Why blog about teaching physics?
I've got several reasons that I want to start this blog. The first is simply to document what I am doing on a regular basis, both for my sake and for the sake of anybody who cares to note what I am doing (peers, parents, supervisors, and perhaps even students). This may help others to understand the pacing and order of my courses, but primarily it's just to make it easier for me to plan and improve in the future.
I've been teaching for a few years now, and I've gotten to the point where I feel that I am competent. Now I would like to elevate beyond simple competence. I want to be a better physicist and a better teacher. I repeatedly tell students to document their purpose, procedure, results, and conclusions in their lab notebooks in real time, but I haven't been doing this myself. I think it's time to change that, so this will serve as my lab notebook for class, with the aim that I learn from my experiences and deliver each lesson better next year than I did last year.

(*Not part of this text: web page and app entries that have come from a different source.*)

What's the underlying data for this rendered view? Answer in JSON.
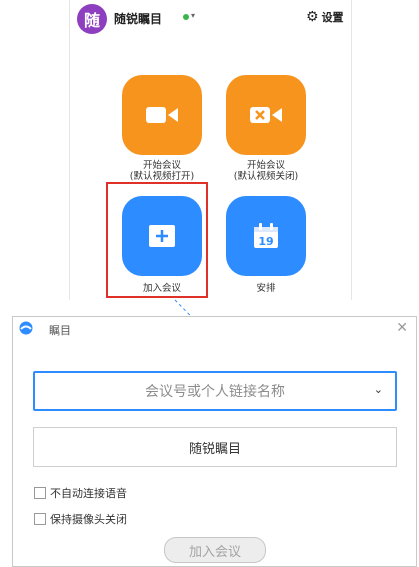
{
  "home": {
    "avatar_char": "随",
    "app_name": "随锐瞩目",
    "status_color": "#39b54a",
    "settings_label": "设置",
    "tiles": {
      "start_video_on": {
        "label_line1": "开始会议",
        "label_line2": "(默认视频打开)",
        "color": "#f7941d",
        "icon": "video-camera-icon"
      },
      "start_video_off": {
        "label_line1": "开始会议",
        "label_line2": "(默认视频关闭)",
        "color": "#f7941d",
        "icon": "video-camera-off-icon"
      },
      "join": {
        "label": "加入会议",
        "color": "#2d8cff",
        "icon": "plus-icon"
      },
      "schedule": {
        "label": "安排",
        "color": "#2d8cff",
        "icon": "calendar-icon",
        "calendar_day": "19"
      }
    },
    "highlight_color": "#e0302a"
  },
  "dialog": {
    "title": "瞩目",
    "meeting_id_placeholder": "会议号或个人链接名称",
    "display_name": "随锐瞩目",
    "options": [
      {
        "label": "不自动连接语音",
        "checked": false
      },
      {
        "label": "保持摄像头关闭",
        "checked": false
      }
    ],
    "join_button": "加入会议",
    "accent": "#2d8cff"
  }
}
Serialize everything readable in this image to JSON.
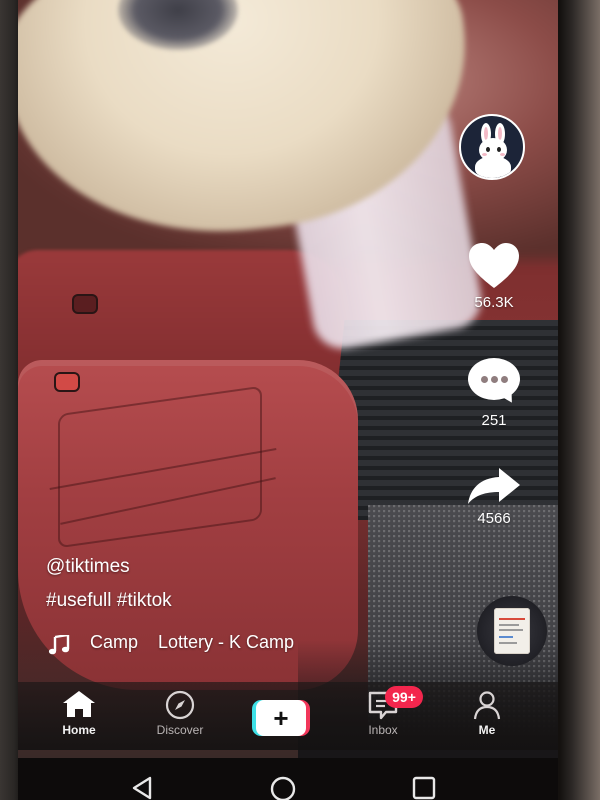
{
  "video": {
    "description": ""
  },
  "right_rail": {
    "avatar_icon": "bunny-avatar-icon",
    "likes_count": "56.3K",
    "comments_count": "251",
    "shares_count": "4566",
    "music_disc_icon": "album-cover-icon"
  },
  "caption": {
    "username": "@tiktimes",
    "hashtags": "#usefull #tiktok",
    "music_text": "Camp    Lottery - K Camp"
  },
  "tabbar": {
    "home_label": "Home",
    "discover_label": "Discover",
    "create_label": "+",
    "inbox_label": "Inbox",
    "inbox_badge": "99+",
    "me_label": "Me"
  },
  "colors": {
    "accent_pink": "#f3264d",
    "create_cyan": "#3ee0e6",
    "create_pink": "#f2365a",
    "text_white": "#ffffff"
  }
}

I'd like to thank Greg Jacobs for being the impetus for this move. I've blogged before in many different places on many different topics, but I had refrained from wedding this practice to my profession for some reason. Reading Greg's blog Jacobs Physics got me thinking that I could be ready to use a blog as a tool for communicating with many people. If you are interested enough to have read this far into the post and you have any questions or requests, please share them.

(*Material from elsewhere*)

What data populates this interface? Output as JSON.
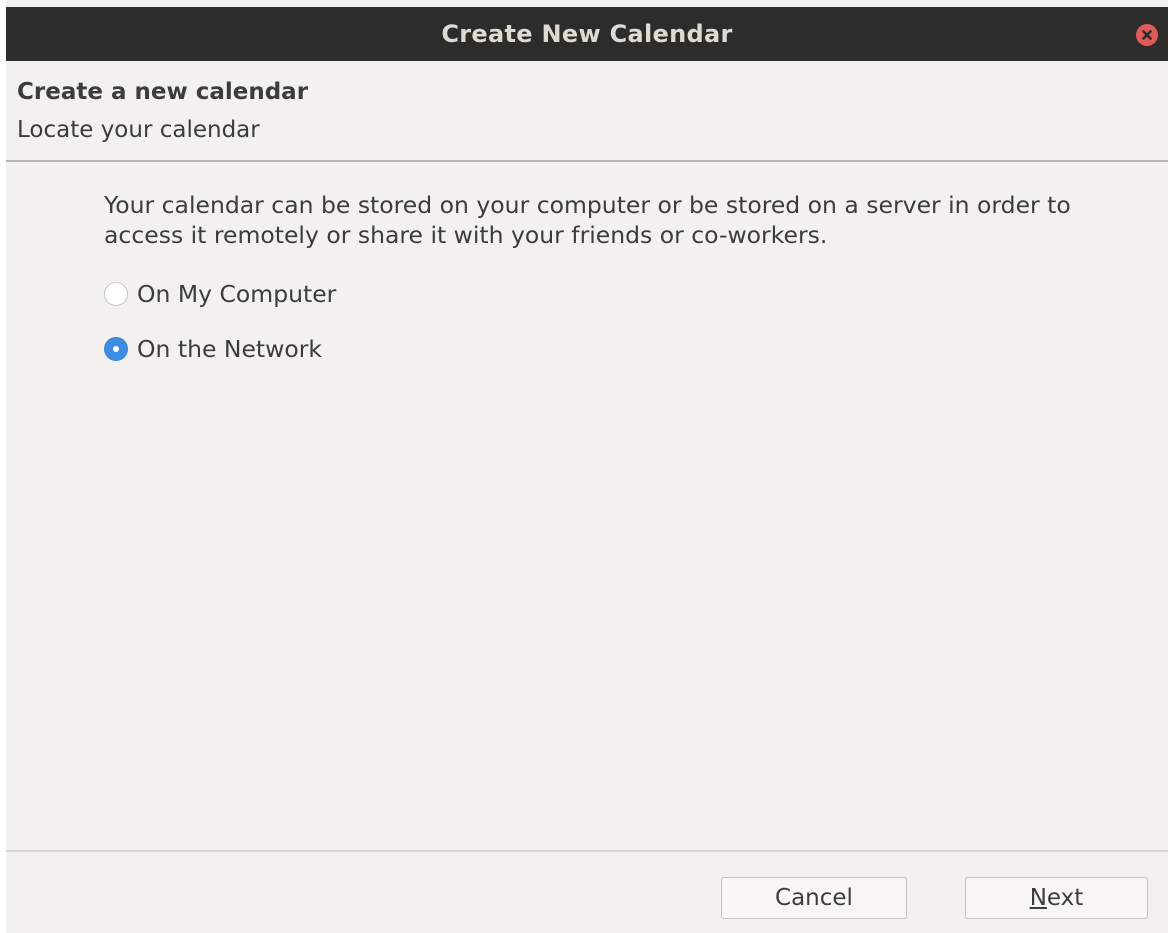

A quick blurb about me: I teach at JR Tucker High School in Henrico, Virginia since 2003. I currently teach AP Physics B as a first-year physics course and AP Physics C Mechanics as a second-year physics course (visit our class website). I also teach Conceptual Physics and in years past I have taught Regular-level high school physics and chemistry. I am a Nanotechnology Fellow for the Math Science Innovation Center in Richmond, and I teach a course on nanotechnology at the Center for Virginia's Summer Regional Governor's School. And I think it's a blast.